We flew into Prague eager to "Czech it out" as the T-shirts there invited, and we found the citizens of this normally tranquil Eastern European capital ready to storm the barricades. Causing the uproar wasn't age-old tensions with Hungary or Austria, but a promotional event staged by Louis Vuitton for Madonna as part of her European tour.
September 03, 2006
In 1960, the year I graduated from college, the late Ted Levitt published an article in the Harvard Business Review titled "Marketing Myopia." In it, he criticized U.S. companies for taking an overly narrow view of the businesses they were really in. Most famously, he argued that railroads had lost out to other movers of people and goods because they perceived themselves to be in the business of running trains rather than in what they really did -- providing transportation in whatever form customers wanted.
August 20, 2006

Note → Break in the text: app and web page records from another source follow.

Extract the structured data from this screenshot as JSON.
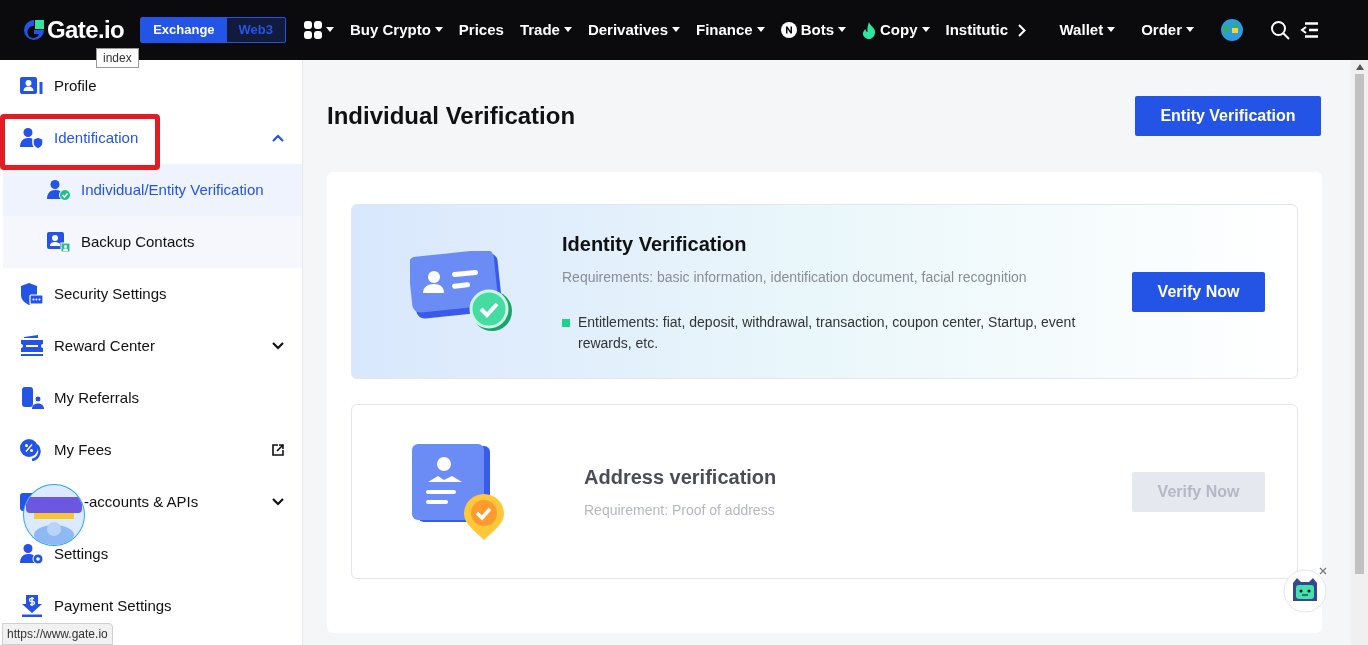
{
  "header": {
    "logo": "Gate.io",
    "logo_tooltip": "index",
    "mode_tabs": [
      {
        "label": "Exchange",
        "selected": true
      },
      {
        "label": "Web3",
        "selected": false
      }
    ],
    "nav": [
      {
        "kind": "apps",
        "caret": true
      },
      {
        "kind": "plain",
        "label": "Buy Crypto",
        "caret": true
      },
      {
        "kind": "plain",
        "label": "Prices",
        "caret": false
      },
      {
        "kind": "plain",
        "label": "Trade",
        "caret": true
      },
      {
        "kind": "plain",
        "label": "Derivatives",
        "caret": true
      },
      {
        "kind": "plain",
        "label": "Finance",
        "caret": true
      },
      {
        "kind": "bots",
        "label": "Bots",
        "caret": true
      },
      {
        "kind": "copy",
        "label": "Copy",
        "caret": true
      },
      {
        "kind": "plain",
        "label": "Institutic",
        "caret": false
      }
    ],
    "right_nav": [
      {
        "label": "Wallet",
        "caret": true
      },
      {
        "label": "Order",
        "caret": true
      }
    ]
  },
  "sidebar": {
    "items": [
      {
        "kind": "profile",
        "label": "Profile",
        "selected": false
      },
      {
        "kind": "identification",
        "label": "Identification",
        "selected": true,
        "expanded": true,
        "highlighted": true,
        "children": [
          {
            "kind": "verified",
            "label": "Individual/Entity Verification",
            "selected": true
          },
          {
            "kind": "contacts",
            "label": "Backup Contacts",
            "selected": false
          }
        ]
      },
      {
        "kind": "security",
        "label": "Security Settings",
        "selected": false
      },
      {
        "kind": "reward",
        "label": "Reward Center",
        "selected": false,
        "expanded": false
      },
      {
        "kind": "referrals",
        "label": "My Referrals",
        "selected": false
      },
      {
        "kind": "fees",
        "label": "My Fees",
        "selected": false,
        "external": true
      },
      {
        "kind": "subaccounts",
        "label": "-accounts & APIs",
        "selected": false,
        "expanded": false
      },
      {
        "kind": "settings",
        "label": "Settings",
        "selected": false
      },
      {
        "kind": "payment",
        "label": "Payment Settings",
        "selected": false
      }
    ]
  },
  "main": {
    "title": "Individual Verification",
    "entity_button": "Entity Verification",
    "cards": [
      {
        "kind": "identity",
        "title": "Identity Verification",
        "requirement": "Requirements: basic information, identification document, facial recognition",
        "entitlements": "Entitlements: fiat, deposit, withdrawal, transaction, coupon center, Startup, event rewards, etc.",
        "button": "Verify Now",
        "disabled": false
      },
      {
        "kind": "address",
        "title": "Address verification",
        "requirement": "Requirement: Proof of address",
        "button": "Verify Now",
        "disabled": true
      }
    ]
  },
  "status_url": "https://www.gate.io"
}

I wish BP still believed it was in the oil business. If it did, maybe it would have paid a little more attention to its pipeline. But the company was way out there, beyond petroleum, and I guess the oil business just wasn't cutting-edge enough to warrant its attention.

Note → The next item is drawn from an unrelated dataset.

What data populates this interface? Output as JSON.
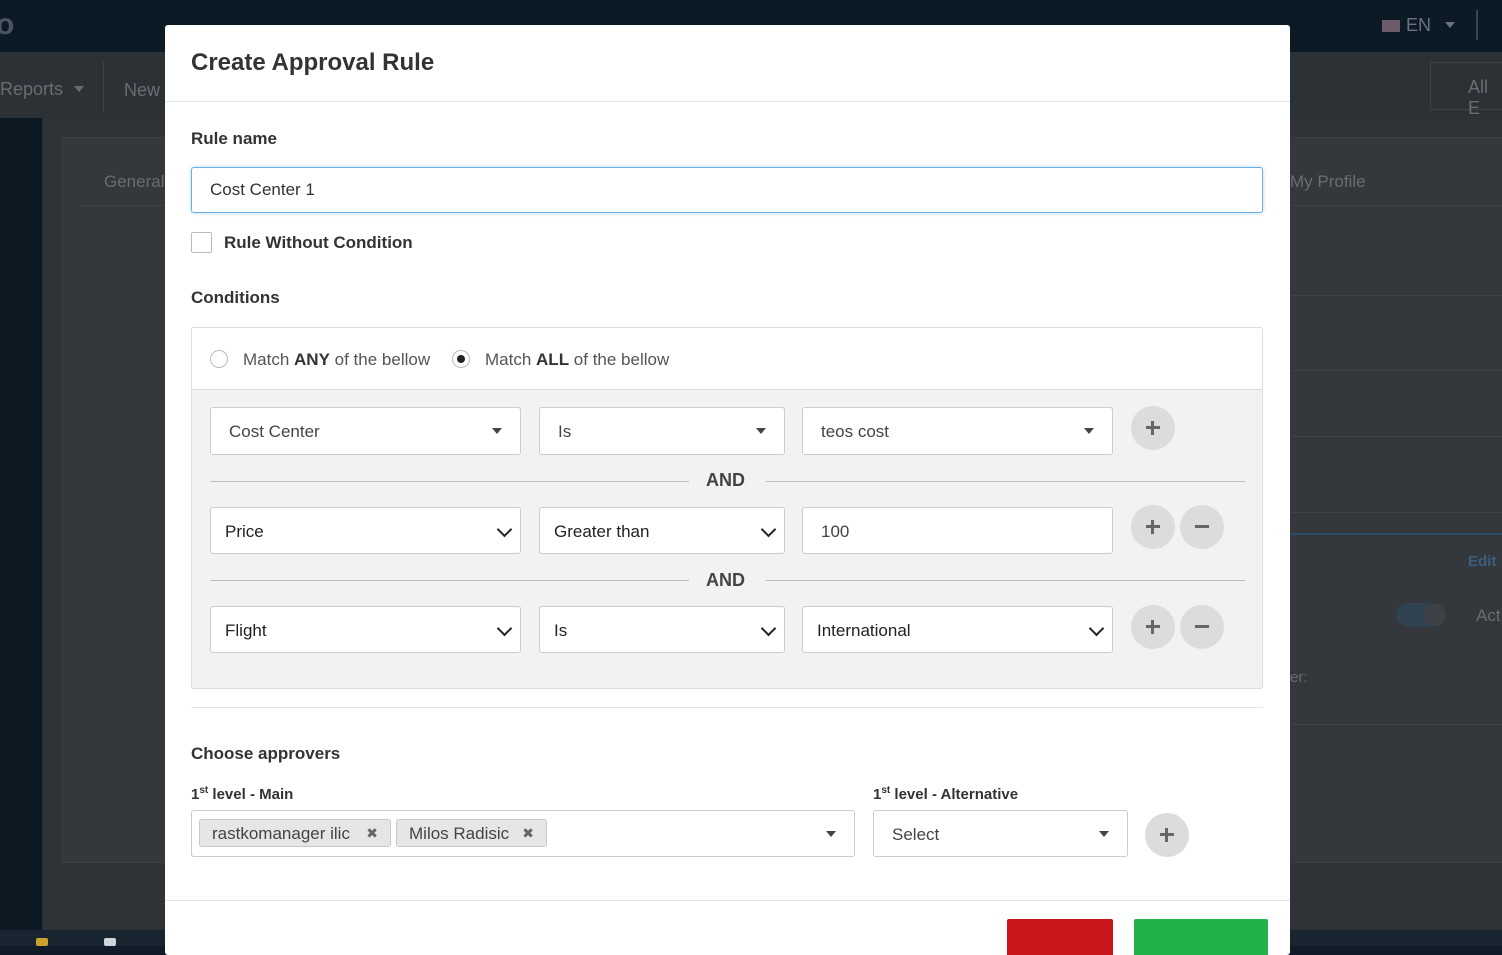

August 11, 2006
The New York Times Co. says it will reduce the width of its flagship newspaper by one-and-a-half inches, resulting in a 5% decrease in its news space. I have an idea how to get back some of that space: Do away with those tortured explanations of anonymous sources.
July 23, 2006
There are a lot of reasons the proposed alliance involving General Motors, Renault and Nissan won't work. But the real one probably won't be mentioned.
July 09, 2006
The ad industry has difficulty recruiting young talent, and Eugene Morris, head of E. Morris Communications in Chicago agency, said that's "particularly acute" with blacks. Blacks as a rule don't have the same connections as white people, and so they don't go looking for an agency job. "The guy living next door to you, or your uncle, doesn't work at an ad agency, so it makes it much more difficult for African-Americans to think of a career in advertising," he said."
June 26, 2006
I should have known Enron was ready to implode back in October 2000, when an Enron media-services VP announced it's plans to sell media futures, just like the company sold electricity to California. As we said then: "Enron is starting out in the spot-TV market, but eventually plans to move to other media platforms, including print and the intern...
June 11, 2006
Al Ries, the positioning and marketing whiz who writes a column for AdAge.com, talks to marketing people all over the world, and he says he doesn't find anybody who is confident about putting their money into the Internet. "Everybody is doing it, but they don't feel confident it's going to produce results."
May 28, 2006
Sometimes I think that if and when traditional media succumb to blogs and the other manifestations of cyberspace, it won't be because they are faster or more convenient. It will be because the old media is so arrogant and self-righteous.
May 14, 2006
The new dean of Northwestern University's Medill School of Journalism, John Lavine, believes that both journalism and advertising need to learn from each other in this new landscape of digital media. "The challenge will be to engage increasingly elusive audiences who, in real time, rapidly form and deteriorate. Yet without a motivated, connected audience neither a free press nor marketing will survive," he told members of Medill's board of advisors
April 17, 2006
What motivated Euro RSCG's Ron Berger, the outgoing chairman of the American Association of Advertising Agencies, to pick a fight with a fellow agency executive at its annual conference in Scottsdale?
April 03, 2006
Commentary by Rance Crain
Thereís an old saying that you donít pick a fight with the man who buys ink by the barrel, and itís not my intention to do so here. But I am very uneasy when one person has the power and authority to make political and inflammatory remarks at an ad forum, and then to have control of the medium where itís disseminated.
March 23, 2006
DUBAI (AdAge.com) -- They say that 15% of the world's cranes are here in Dubai, helping to erect high-rise after high-rise in the most spectacular orgy of building I've ever seen. I was just one more Crain trying to figure out who would live and work in all those buildings.